Pressures remain high for plants to reduce energy and maintenance costs, improve productivity and “go green”. In response to these needs, some have looked to regenerative blower technology as a solution. Interest in these products has also been heightened due to the higher costs and increased maintenance associated with traditional air-displacement blowers and compressors. Regenerative blowers can be used to agitate solutions, convey parts and products, perform vacuum hold-down and pick-up operations, dry and clean parts, or handle process and off gases. So if you’re considering their use, here are some basic regenerative technology principles to consider.
Form & FunctionLet’s start with some basics on how regenerative blowers work. First, air or other gases are drawn in by impeller blades passing an inlet port. These blades then accelerate the air in an outward and forward direction using centrifugal action. This air is then turned back, or regenerated, by the blower’s annular-shaped housing to the base of following blades. Here it is again projected outward.
Each regeneration imparts more pressure to the air. When the air reaches a stripper section at the outlet, it is stripped from the impeller and diverted out the blower. The stripper section is located between the inlet and the outlet where the annulus is reduced in size to fit closely to the sides and tips of the impeller blades.
Some of the advantages regenerative blower users have seen include:
- Pressures and vacuums equal to those obtained from larger multi-stage or positive displacement blowers.
- A more efficient design that allows for less energy waste.
- Fewer moving parts that translate to less wear, tear, maintenance and downtime, as well as greater reliability.
- The supply of clean air that’s free of oil, excess moisture and other compressor-induced contaminants.
The Choice Is YoursIn general, when selecting a regenerative blower for a system, the blower’s pressure-flow curve should initially be one of the first criteria evaluated and compared. Regenerative blowers can typically achieve flows of up to 1,800 SCFM, pressures up to 264 IWG and vacuums up to 13.4 in. Hg., depending on the style. Once flow and pressure requirements are satisfied, then other factors can be considered to help marry the right blower to the right application.
Basic influences in blower selection will also include:
- The size needed for a particular application.
- Noise levels, with less being better in complying with OSHA standards.
- Composition or construction that will stand-up to use in industrial conditions.
- Specialized surface treatments. Some proprietary surface-conversion processes enable blowers to withstand corrosive environments. This process might combine the advantages of anodizing, hardcoat plating, low-friction polymers and dry lubricants to become an integral part of the blower’s molecular structure. It essentially creates a plastic/ceramic surface that is resistant to damage from chemicals.
- Specialized gas-leakage seals that can be either lip seals or a pair of face carbon seals. For some blower styles, a series of hermetically sealed O-rings can achieve complete containment.
- Dedicated components like custom filtration, air-flow measurement and system protection devices offer additional functionality.

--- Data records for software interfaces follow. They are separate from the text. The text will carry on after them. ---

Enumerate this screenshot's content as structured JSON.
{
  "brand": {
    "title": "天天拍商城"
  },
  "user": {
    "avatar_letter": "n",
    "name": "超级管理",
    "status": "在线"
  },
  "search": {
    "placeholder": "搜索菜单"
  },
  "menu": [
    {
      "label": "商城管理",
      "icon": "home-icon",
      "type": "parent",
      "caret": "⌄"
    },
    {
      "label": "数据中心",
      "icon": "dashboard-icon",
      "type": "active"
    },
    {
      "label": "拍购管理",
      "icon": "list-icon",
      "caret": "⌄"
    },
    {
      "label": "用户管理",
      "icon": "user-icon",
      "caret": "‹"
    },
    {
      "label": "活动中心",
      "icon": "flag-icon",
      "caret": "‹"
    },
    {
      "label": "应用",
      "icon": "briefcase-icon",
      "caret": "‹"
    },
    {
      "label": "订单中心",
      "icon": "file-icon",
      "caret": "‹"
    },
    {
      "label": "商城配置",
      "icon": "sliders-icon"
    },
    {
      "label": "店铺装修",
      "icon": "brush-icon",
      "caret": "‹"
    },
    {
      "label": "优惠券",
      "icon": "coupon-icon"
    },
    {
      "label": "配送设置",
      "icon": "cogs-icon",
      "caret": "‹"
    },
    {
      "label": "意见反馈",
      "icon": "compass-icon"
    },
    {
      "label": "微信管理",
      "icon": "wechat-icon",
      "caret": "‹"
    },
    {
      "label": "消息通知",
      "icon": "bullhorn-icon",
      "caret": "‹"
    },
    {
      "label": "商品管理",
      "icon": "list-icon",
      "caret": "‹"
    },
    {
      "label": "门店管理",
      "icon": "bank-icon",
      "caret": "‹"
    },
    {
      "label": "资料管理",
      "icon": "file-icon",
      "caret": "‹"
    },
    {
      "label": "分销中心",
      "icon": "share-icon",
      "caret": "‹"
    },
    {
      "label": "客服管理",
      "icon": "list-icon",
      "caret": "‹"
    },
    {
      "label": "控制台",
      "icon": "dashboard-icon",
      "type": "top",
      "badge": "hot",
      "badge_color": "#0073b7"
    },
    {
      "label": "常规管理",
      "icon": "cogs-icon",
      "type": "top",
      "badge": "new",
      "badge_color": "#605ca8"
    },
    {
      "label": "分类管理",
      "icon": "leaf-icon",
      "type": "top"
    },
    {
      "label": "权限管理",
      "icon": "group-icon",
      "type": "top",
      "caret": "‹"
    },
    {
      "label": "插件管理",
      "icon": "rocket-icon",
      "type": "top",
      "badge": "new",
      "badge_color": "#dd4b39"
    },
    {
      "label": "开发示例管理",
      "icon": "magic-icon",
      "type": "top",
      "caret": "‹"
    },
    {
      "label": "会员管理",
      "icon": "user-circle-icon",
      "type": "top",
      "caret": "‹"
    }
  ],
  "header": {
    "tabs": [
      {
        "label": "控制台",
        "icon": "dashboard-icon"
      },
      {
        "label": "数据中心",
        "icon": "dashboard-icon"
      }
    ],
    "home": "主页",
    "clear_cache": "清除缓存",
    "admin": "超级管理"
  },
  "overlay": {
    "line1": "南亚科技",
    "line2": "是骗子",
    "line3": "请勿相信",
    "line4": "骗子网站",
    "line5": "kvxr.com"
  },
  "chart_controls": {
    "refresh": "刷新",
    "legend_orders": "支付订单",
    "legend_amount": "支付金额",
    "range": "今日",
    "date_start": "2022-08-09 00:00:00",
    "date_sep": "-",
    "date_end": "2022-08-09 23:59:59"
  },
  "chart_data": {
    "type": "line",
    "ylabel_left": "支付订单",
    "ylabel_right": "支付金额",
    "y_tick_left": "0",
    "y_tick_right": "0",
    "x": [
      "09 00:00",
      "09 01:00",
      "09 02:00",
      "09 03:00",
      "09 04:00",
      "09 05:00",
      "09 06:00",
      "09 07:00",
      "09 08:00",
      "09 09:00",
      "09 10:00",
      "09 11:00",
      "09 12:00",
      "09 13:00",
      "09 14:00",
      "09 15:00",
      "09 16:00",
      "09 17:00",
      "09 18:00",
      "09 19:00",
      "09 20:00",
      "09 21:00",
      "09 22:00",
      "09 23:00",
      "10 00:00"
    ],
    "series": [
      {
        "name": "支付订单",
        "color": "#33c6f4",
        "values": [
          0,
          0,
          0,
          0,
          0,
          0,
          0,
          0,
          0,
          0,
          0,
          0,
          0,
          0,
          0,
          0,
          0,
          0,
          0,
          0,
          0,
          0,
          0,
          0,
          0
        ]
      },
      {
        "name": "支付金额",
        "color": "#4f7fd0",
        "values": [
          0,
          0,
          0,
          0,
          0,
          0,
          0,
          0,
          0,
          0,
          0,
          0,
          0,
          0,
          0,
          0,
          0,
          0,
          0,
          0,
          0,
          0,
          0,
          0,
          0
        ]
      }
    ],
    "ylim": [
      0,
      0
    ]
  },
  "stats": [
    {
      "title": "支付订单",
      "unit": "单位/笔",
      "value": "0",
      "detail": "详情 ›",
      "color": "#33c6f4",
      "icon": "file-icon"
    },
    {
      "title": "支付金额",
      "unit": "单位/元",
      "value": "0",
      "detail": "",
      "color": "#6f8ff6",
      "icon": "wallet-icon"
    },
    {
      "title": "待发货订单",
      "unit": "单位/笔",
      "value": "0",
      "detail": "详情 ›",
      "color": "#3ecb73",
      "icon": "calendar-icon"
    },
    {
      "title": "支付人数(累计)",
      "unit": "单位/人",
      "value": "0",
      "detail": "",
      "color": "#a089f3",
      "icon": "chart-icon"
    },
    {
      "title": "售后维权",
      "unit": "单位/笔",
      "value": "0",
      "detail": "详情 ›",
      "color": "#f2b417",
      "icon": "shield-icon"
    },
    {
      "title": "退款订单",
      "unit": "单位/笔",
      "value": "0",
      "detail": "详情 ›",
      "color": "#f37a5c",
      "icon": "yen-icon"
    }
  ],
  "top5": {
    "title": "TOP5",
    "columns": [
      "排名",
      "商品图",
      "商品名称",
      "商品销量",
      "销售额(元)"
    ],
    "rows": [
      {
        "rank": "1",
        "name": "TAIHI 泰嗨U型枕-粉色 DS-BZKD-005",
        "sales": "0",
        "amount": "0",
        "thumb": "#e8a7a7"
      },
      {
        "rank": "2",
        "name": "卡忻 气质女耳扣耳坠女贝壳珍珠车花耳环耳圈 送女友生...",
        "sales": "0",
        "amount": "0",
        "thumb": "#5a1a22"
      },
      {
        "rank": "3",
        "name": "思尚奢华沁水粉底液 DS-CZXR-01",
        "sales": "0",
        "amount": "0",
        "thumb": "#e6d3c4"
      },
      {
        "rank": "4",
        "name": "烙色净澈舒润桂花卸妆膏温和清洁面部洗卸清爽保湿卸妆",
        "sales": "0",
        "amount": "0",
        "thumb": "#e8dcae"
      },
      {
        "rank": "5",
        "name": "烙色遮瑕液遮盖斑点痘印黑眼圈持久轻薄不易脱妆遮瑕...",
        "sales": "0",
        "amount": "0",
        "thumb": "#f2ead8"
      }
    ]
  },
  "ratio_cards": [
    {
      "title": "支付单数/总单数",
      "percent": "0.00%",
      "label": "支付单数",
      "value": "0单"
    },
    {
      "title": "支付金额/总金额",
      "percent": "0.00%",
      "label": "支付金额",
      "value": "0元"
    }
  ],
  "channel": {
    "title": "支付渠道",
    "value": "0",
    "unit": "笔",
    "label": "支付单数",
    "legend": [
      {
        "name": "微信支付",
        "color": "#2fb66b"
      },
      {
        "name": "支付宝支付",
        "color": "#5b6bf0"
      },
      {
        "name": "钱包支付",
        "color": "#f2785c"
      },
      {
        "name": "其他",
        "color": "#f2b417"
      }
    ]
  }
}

Jarboe and Shultz are sales manager and sales engineer, respectively, in the Industrial Products division at AMETEK Technical & Industrial Products. More information on the company and its products are available at www.ametektechnicalproducts.com.